With GDPR still getting attention, here’s news that the Information Commissioner has fined the University of Greenwich over a significant data breach that happened in 2016.
Greenwich University fined £120,000 for data breach
The fine was for a security breach in which the personal data of 19,500 students was placed online. The data included names, addresses, dates of birth, phone numbers, signatures and – in some cases – physical and mental health problems. It was uploaded onto a microsite for a training conference in 2004, which was then not secured or closed down.
The Information Commissioner said Greenwich was the first university to receive a fine under the Data Protection Act of 1998 and described the breach as “serious”.
In a statement, the university said it would not appeal against the decision.
It said it had carried out “an unprecedented overhaul” of its data protection and security systems since the discovery of the breach in 2016, and it had invested in both technology and staff.
So the personal data was added to a website in 2004 and left there for 12 years until the breach was discovered?
The University of Greenwich fined £120,000 by Information Commissioner for “serious” security breach
The investigation centred on a microsite developed by an academic and a student in the then devolved University’s Computing and Mathematics School, to facilitate a training conference in 2004.
After the event, the site was not subsequently closed down or secured and was compromised in 2013. In 2016 multiple attackers exploited the vulnerability of the site allowing them to access other areas of the web server.

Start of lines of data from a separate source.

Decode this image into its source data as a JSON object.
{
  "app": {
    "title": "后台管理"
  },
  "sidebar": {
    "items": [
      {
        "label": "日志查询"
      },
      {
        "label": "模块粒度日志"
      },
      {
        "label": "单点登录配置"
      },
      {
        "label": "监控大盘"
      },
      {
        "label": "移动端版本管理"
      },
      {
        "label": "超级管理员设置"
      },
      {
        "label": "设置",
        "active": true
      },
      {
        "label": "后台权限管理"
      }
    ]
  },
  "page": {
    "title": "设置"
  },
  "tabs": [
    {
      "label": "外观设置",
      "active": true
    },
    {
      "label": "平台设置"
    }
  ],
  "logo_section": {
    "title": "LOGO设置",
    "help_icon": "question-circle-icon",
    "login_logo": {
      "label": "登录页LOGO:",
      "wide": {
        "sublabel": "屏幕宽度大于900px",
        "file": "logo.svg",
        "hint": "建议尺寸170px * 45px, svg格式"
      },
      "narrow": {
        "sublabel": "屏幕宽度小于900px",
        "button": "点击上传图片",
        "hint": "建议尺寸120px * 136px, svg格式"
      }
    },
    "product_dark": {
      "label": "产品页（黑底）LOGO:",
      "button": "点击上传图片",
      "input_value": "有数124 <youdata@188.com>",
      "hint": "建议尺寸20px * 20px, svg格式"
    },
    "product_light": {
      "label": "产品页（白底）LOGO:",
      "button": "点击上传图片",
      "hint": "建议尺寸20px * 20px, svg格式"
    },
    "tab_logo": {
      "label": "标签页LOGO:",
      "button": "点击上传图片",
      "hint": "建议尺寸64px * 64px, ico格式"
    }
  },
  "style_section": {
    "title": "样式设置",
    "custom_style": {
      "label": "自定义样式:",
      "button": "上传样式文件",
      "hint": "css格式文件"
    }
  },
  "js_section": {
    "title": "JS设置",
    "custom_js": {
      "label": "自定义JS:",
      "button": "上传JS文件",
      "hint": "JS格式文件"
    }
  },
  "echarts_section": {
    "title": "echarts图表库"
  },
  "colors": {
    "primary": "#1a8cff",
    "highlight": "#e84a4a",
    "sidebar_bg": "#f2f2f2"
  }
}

A timely warning for others, I guess. Under GDPR, these fines could be significantly higher.